So you want to pitch your ‘amazing ‘ idea to investors? Get it right from the first attempt. Here are tips as shared by entrepreneurs who have walked the path.
- Tell a life story- When possible, open your pitch by telling a real customer story that addresses the problem your product or service solves in the marketplace. Avoid using buzzwords and tech talk when you tell your story. Instead, use real names and real customer challenges. Keep it simple and realistic.
- Capture the essentials. Investors care more about the presentation than the business plan. Can you, in less than five minutes, explain the project, the return on investment and the growth strategy? Your business model should answer the questions: What do you sell? To whom? How much do they pay? and How do they pay you? You don’t need to talk about everything, just the core part. Prioritize the most important things you want to share and stick to those pieces.
- Prepare yourself, not just your idea and sell both. Don’t be afraid to talk about you or you and your team’s accomplishments—especially if those accomplishments relate to what it takes to start and scale a venture. Tell and show the investors why you are the right people to lead this venture. It’s important that the investor and entrepreneur can get along. They will want to see that you are fast, thoughtful and efficient, and can sustain the project through its conception and growth.
- If you can get someone who doesn’t understand your business model to grasp what you’re communicating, then you’re prepared to give a pretty good pitch. Leave out the acronyms and techy gibberish. Would someone outside the industry understand your model without hitches? Keep your pitch short, sweet, and to the point. Practice your pitch on someone outside of your company, and ask them to repeat what they think your business model is back to you.

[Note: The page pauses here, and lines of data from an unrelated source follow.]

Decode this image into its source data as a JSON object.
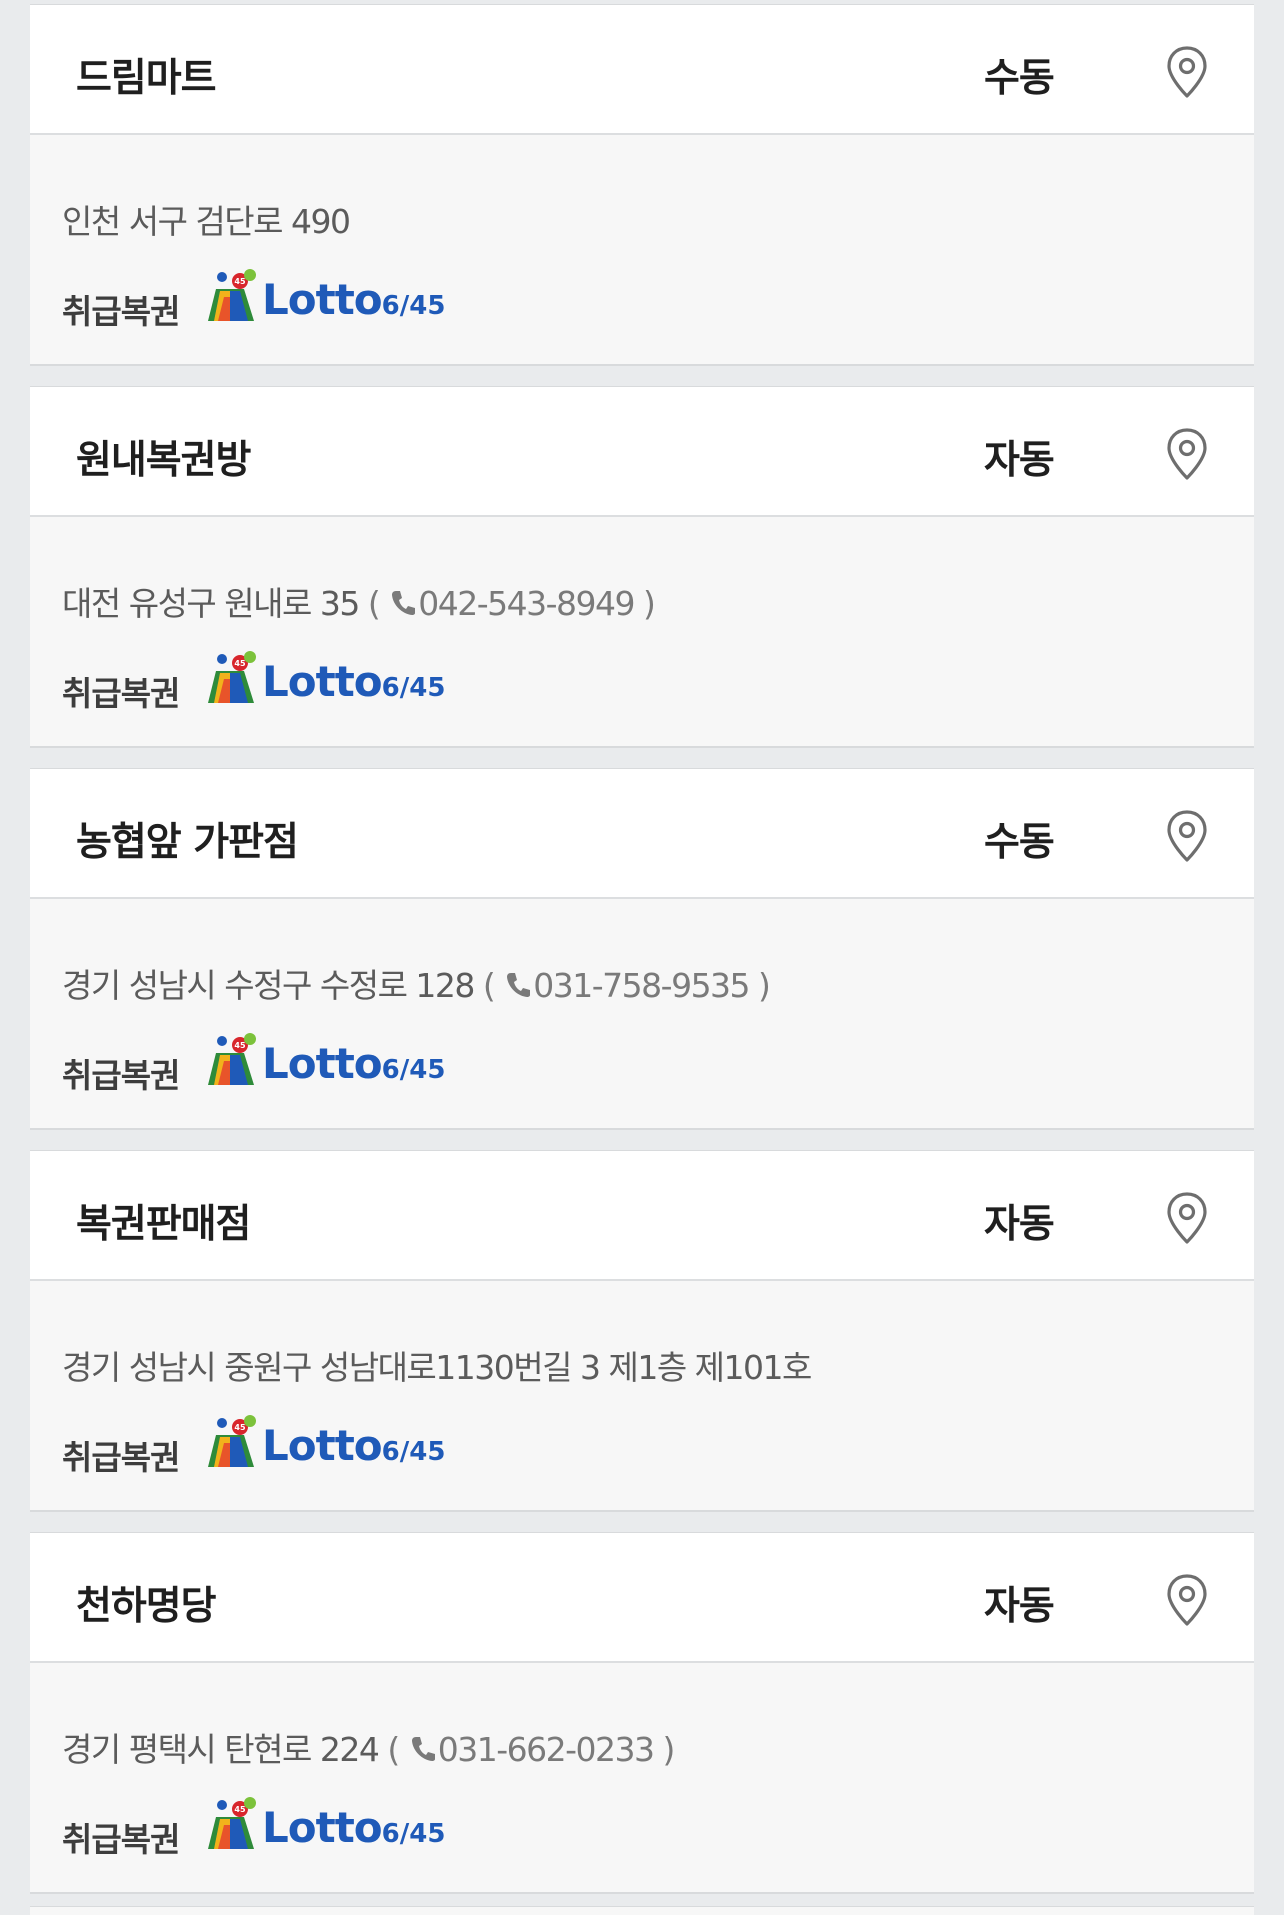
{
  "goods_label": "취급복권",
  "lotto_logo": {
    "word": "Lotto",
    "number": "6/45",
    "ball_text": "45"
  },
  "stores": [
    {
      "name": "드림마트",
      "type": "수동",
      "address": "인천 서구 검단로 490",
      "phone": ""
    },
    {
      "name": "원내복권방",
      "type": "자동",
      "address": "대전 유성구 원내로 35",
      "phone": "042-543-8949"
    },
    {
      "name": "농협앞 가판점",
      "type": "수동",
      "address": "경기 성남시 수정구 수정로 128",
      "phone": "031-758-9535"
    },
    {
      "name": "복권판매점",
      "type": "자동",
      "address": "경기 성남시 중원구 성남대로1130번길 3 제1층 제101호",
      "phone": ""
    },
    {
      "name": "천하명당",
      "type": "자동",
      "address": "경기 평택시 탄현로 224",
      "phone": "031-662-0233"
    }
  ],
  "icons": {
    "location": "map-pin-icon",
    "phone": "phone-icon"
  },
  "colors": {
    "lotto_blue": "#1f5ab8",
    "lotto_green": "#7cc23b",
    "background": "#e9ebed"
  }
}
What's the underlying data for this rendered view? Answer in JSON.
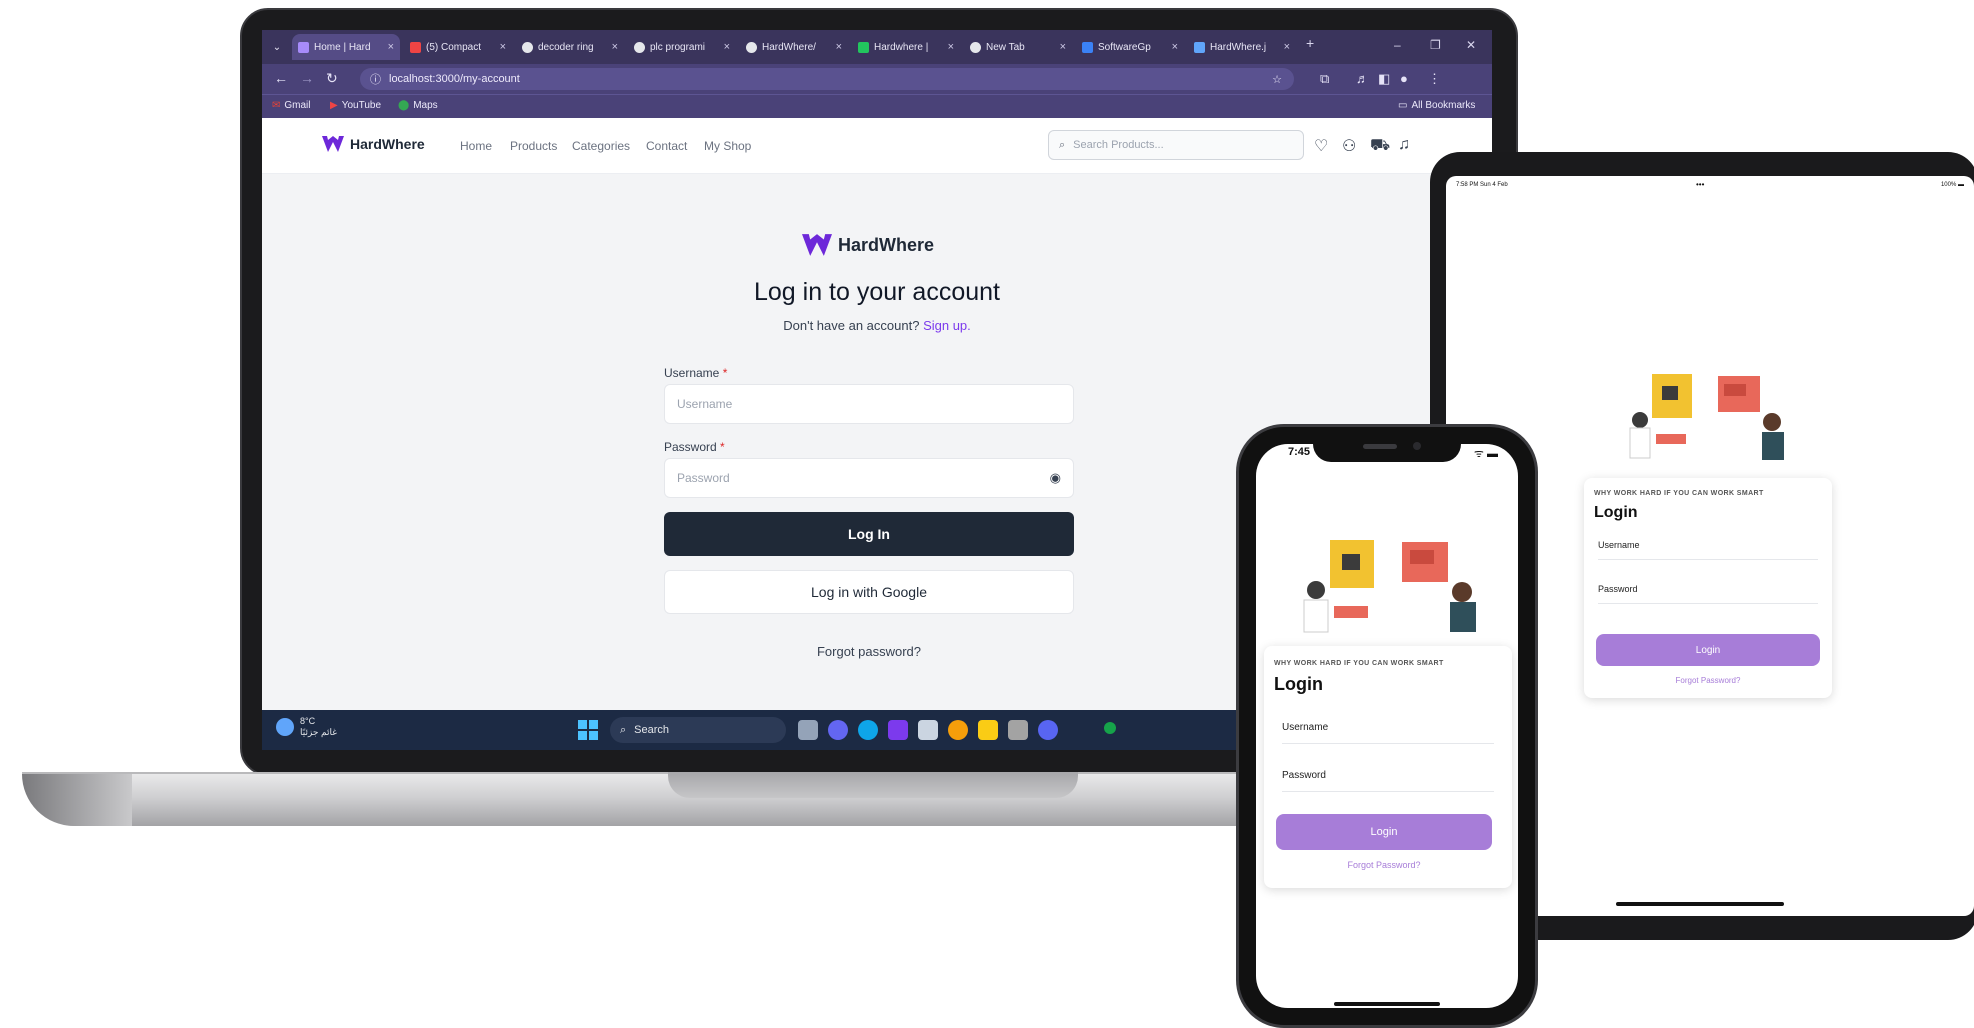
{
  "browser": {
    "tabs": [
      {
        "label": "Home | Hard",
        "active": true,
        "icon_color": "#a78bfa"
      },
      {
        "label": "(5) Compact",
        "active": false,
        "icon_color": "#ef4444"
      },
      {
        "label": "decoder ring",
        "active": false,
        "icon_color": "#e5e7eb"
      },
      {
        "label": "plc programi",
        "active": false,
        "icon_color": "#e5e7eb"
      },
      {
        "label": "HardWhere/",
        "active": false,
        "icon_color": "#e5e7eb"
      },
      {
        "label": "Hardwhere |",
        "active": false,
        "icon_color": "#22c55e"
      },
      {
        "label": "New Tab",
        "active": false,
        "icon_color": "#e5e7eb"
      },
      {
        "label": "SoftwareGp",
        "active": false,
        "icon_color": "#3b82f6"
      },
      {
        "label": "HardWhere.j",
        "active": false,
        "icon_color": "#60a5fa"
      }
    ],
    "url": "localhost:3000/my-account",
    "bookmarks": [
      {
        "label": "Gmail"
      },
      {
        "label": "YouTube"
      },
      {
        "label": "Maps"
      }
    ],
    "all_bookmarks_label": "All Bookmarks"
  },
  "site": {
    "brand": "HardWhere",
    "brand_color": "#6d28d9",
    "nav": [
      "Home",
      "Products",
      "Categories",
      "Contact",
      "My Shop"
    ],
    "search_placeholder": "Search Products..."
  },
  "login_page": {
    "title": "Log in to your account",
    "subtitle": "Don't have an account?",
    "signup_link": "Sign up.",
    "username_label": "Username",
    "username_placeholder": "Username",
    "password_label": "Password",
    "password_placeholder": "Password",
    "required_mark": "*",
    "login_button": "Log In",
    "google_button": "Log in with Google",
    "forgot": "Forgot password?"
  },
  "taskbar": {
    "temperature": "8°C",
    "weather_text": "غائم جزئيًا",
    "search_label": "Search"
  },
  "tablet": {
    "status_left": "7:58 PM  Sun 4 Feb",
    "status_right": "100%",
    "tagline": "WHY WORK HARD IF YOU CAN WORK SMART",
    "title": "Login",
    "username": "Username",
    "password": "Password",
    "button": "Login",
    "forgot": "Forgot Password?"
  },
  "phone": {
    "time": "7:45",
    "tagline": "WHY WORK HARD IF YOU CAN WORK SMART",
    "title": "Login",
    "username": "Username",
    "password": "Password",
    "button": "Login",
    "forgot": "Forgot Password?"
  }
}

- Have a plan from day one. Many investors tire after about seven years with a company and look around for new opportunities. So what is your next move when the plug is pulled? Are you going to sell all your shares to a new entrepreneur? Go public with the company? Sell to venture capitalists? Franchise?
- Address competition head-on. You have competition so face it . Everyone has competition, even if it’s indirect competition. Caroline Cummings shares this example “Think about when Henry Ford built the Model T. Were there other cars on the market at that time? No, but he had to find a way to steal people away from other modes of transportation (horses, trains, and walking, for example). One of the best ways to illustrate that you understand your competitive landscape and your differentiators is to have studied and analyse your competitions.
- Show your products or mock-ups. It’s easier to sell an idea that is visual. Even if your product is not yet built, show mock-ups. It’s amazing what a visual representation of your product and your business can do for the overall effectiveness of your pitch.
- Do your investor research. You should find out as much as you can about your angel investor. Who has he or she invested in before? Have they been successful? How well do they know your industry? How much time can they devote to you and your idea?
- Be realistic. Go ahead and excite investors about your big picture, but be reasonable and responsible. Respectable investors will not take you seriously if you present them with nonsensical financial graphs that claim your company’s revenues will grow from outrageously in three years. Show investors that you have a grasp on reality with three versions of financial projections: best case, moderate case and worst case. Base each of these models on facts, past and present performance data, industry and competitor analyses and a series of well-thought-out, defendable assumptions.
- Learn the vocabulary—it’s all there on the Internet, in this case. I’ll say “Google is your tutor”.
Insights from Caroline Cummings, Scott Gerber and Baybars Altuntas